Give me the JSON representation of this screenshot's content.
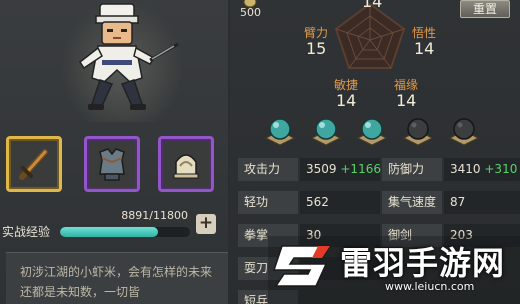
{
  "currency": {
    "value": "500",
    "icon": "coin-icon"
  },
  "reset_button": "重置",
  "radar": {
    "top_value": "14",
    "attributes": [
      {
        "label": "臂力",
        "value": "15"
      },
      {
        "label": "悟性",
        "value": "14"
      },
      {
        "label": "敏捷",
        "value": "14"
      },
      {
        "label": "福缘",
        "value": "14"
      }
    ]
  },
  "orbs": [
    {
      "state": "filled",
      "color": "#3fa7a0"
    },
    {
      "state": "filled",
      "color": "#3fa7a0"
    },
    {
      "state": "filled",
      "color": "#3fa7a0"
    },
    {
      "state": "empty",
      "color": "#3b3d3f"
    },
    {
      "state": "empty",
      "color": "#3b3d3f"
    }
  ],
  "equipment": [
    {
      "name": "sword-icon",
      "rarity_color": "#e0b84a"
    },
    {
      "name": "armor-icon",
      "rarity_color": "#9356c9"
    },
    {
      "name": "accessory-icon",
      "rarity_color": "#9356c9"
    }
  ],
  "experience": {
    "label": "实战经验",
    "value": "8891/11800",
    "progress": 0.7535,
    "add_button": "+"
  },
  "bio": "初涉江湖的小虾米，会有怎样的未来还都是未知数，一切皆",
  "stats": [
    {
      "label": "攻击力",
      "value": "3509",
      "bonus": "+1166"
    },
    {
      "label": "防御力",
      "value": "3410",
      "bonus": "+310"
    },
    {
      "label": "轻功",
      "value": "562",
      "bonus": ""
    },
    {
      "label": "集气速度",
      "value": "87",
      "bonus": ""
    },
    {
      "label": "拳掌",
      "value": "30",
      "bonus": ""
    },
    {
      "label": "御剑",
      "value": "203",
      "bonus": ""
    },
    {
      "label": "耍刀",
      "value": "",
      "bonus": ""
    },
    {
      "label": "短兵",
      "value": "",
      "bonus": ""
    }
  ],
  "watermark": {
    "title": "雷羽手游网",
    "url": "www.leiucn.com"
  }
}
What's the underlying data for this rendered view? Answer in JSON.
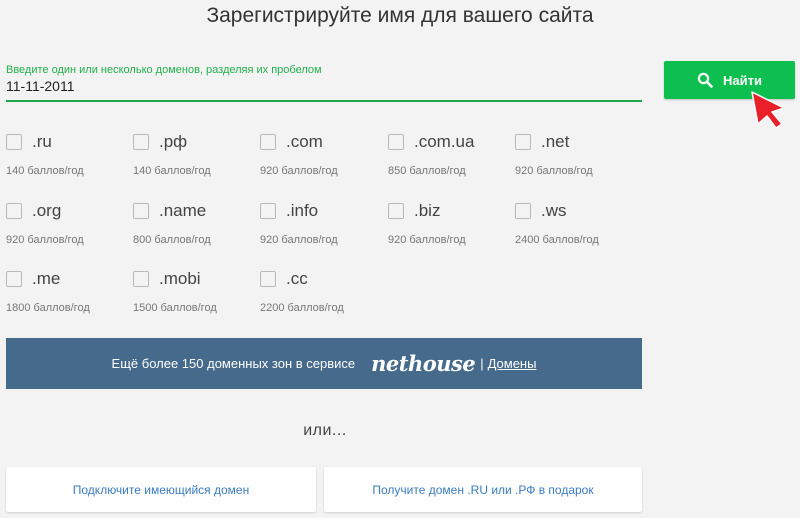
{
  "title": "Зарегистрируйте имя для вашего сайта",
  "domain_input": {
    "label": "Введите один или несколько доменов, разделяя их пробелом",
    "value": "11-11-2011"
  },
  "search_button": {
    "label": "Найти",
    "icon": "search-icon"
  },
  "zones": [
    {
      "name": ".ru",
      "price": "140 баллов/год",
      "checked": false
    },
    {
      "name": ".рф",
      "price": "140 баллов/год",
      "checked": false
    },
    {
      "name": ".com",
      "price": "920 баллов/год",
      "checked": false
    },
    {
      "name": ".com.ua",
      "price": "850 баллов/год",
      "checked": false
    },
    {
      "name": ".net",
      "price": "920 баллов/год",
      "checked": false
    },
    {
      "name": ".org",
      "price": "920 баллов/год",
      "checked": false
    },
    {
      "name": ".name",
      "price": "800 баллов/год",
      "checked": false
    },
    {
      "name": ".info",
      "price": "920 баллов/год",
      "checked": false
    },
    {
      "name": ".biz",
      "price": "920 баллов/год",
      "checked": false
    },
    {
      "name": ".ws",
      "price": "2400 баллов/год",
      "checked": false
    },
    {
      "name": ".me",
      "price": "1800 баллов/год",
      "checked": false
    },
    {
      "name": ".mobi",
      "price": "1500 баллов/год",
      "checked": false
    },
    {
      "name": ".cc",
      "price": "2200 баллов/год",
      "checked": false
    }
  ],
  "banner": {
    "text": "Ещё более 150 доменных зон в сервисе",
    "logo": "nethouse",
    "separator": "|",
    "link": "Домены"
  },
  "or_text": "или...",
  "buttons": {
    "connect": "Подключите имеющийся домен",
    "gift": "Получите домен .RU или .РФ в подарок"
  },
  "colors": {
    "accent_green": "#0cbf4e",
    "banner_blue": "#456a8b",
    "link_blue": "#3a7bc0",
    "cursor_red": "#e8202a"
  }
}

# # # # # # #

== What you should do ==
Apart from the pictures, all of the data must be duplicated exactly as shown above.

== Result of the exercise ==
Give me the JSON representation of this screenshot's content.
{
  "currency": {
    "value": "500",
    "icon": "coin-icon"
  },
  "reset_button": "重置",
  "radar": {
    "top_value": "14",
    "attributes": [
      {
        "label": "臂力",
        "value": "15"
      },
      {
        "label": "悟性",
        "value": "14"
      },
      {
        "label": "敏捷",
        "value": "14"
      },
      {
        "label": "福缘",
        "value": "14"
      }
    ]
  },
  "orbs": [
    {
      "state": "filled",
      "color": "#3fa7a0"
    },
    {
      "state": "filled",
      "color": "#3fa7a0"
    },
    {
      "state": "filled",
      "color": "#3fa7a0"
    },
    {
      "state": "empty",
      "color": "#3b3d3f"
    },
    {
      "state": "empty",
      "color": "#3b3d3f"
    }
  ],
  "equipment": [
    {
      "name": "sword-icon",
      "rarity_color": "#e0b84a"
    },
    {
      "name": "armor-icon",
      "rarity_color": "#9356c9"
    },
    {
      "name": "accessory-icon",
      "rarity_color": "#9356c9"
    }
  ],
  "experience": {
    "label": "实战经验",
    "value": "8891/11800",
    "progress": 0.7535,
    "add_button": "+"
  },
  "bio": "初涉江湖的小虾米，会有怎样的未来还都是未知数，一切皆",
  "stats": [
    {
      "label": "攻击力",
      "value": "3509",
      "bonus": "+1166"
    },
    {
      "label": "防御力",
      "value": "3410",
      "bonus": "+310"
    },
    {
      "label": "轻功",
      "value": "562",
      "bonus": ""
    },
    {
      "label": "集气速度",
      "value": "87",
      "bonus": ""
    },
    {
      "label": "拳掌",
      "value": "30",
      "bonus": ""
    },
    {
      "label": "御剑",
      "value": "203",
      "bonus": ""
    },
    {
      "label": "耍刀",
      "value": "",
      "bonus": ""
    },
    {
      "label": "短兵",
      "value": "",
      "bonus": ""
    }
  ],
  "watermark": {
    "title": "雷羽手游网",
    "url": "www.leiucn.com"
  }
}
What's the underlying data for this rendered view? Answer in JSON.
{
  "title": "Зарегистрируйте имя для вашего сайта",
  "domain_input": {
    "label": "Введите один или несколько доменов, разделяя их пробелом",
    "value": "11-11-2011"
  },
  "search_button": {
    "label": "Найти",
    "icon": "search-icon"
  },
  "zones": [
    {
      "name": ".ru",
      "price": "140 баллов/год",
      "checked": false
    },
    {
      "name": ".рф",
      "price": "140 баллов/год",
      "checked": false
    },
    {
      "name": ".com",
      "price": "920 баллов/год",
      "checked": false
    },
    {
      "name": ".com.ua",
      "price": "850 баллов/год",
      "checked": false
    },
    {
      "name": ".net",
      "price": "920 баллов/год",
      "checked": false
    },
    {
      "name": ".org",
      "price": "920 баллов/год",
      "checked": false
    },
    {
      "name": ".name",
      "price": "800 баллов/год",
      "checked": false
    },
    {
      "name": ".info",
      "price": "920 баллов/год",
      "checked": false
    },
    {
      "name": ".biz",
      "price": "920 баллов/год",
      "checked": false
    },
    {
      "name": ".ws",
      "price": "2400 баллов/год",
      "checked": false
    },
    {
      "name": ".me",
      "price": "1800 баллов/год",
      "checked": false
    },
    {
      "name": ".mobi",
      "price": "1500 баллов/год",
      "checked": false
    },
    {
      "name": ".cc",
      "price": "2200 баллов/год",
      "checked": false
    }
  ],
  "banner": {
    "text": "Ещё более 150 доменных зон в сервисе",
    "logo": "nethouse",
    "separator": "|",
    "link": "Домены"
  },
  "or_text": "или...",
  "buttons": {
    "connect": "Подключите имеющийся домен",
    "gift": "Получите домен .RU или .РФ в подарок"
  },
  "colors": {
    "accent_green": "#0cbf4e",
    "banner_blue": "#456a8b",
    "link_blue": "#3a7bc0",
    "cursor_red": "#e8202a"
  }
}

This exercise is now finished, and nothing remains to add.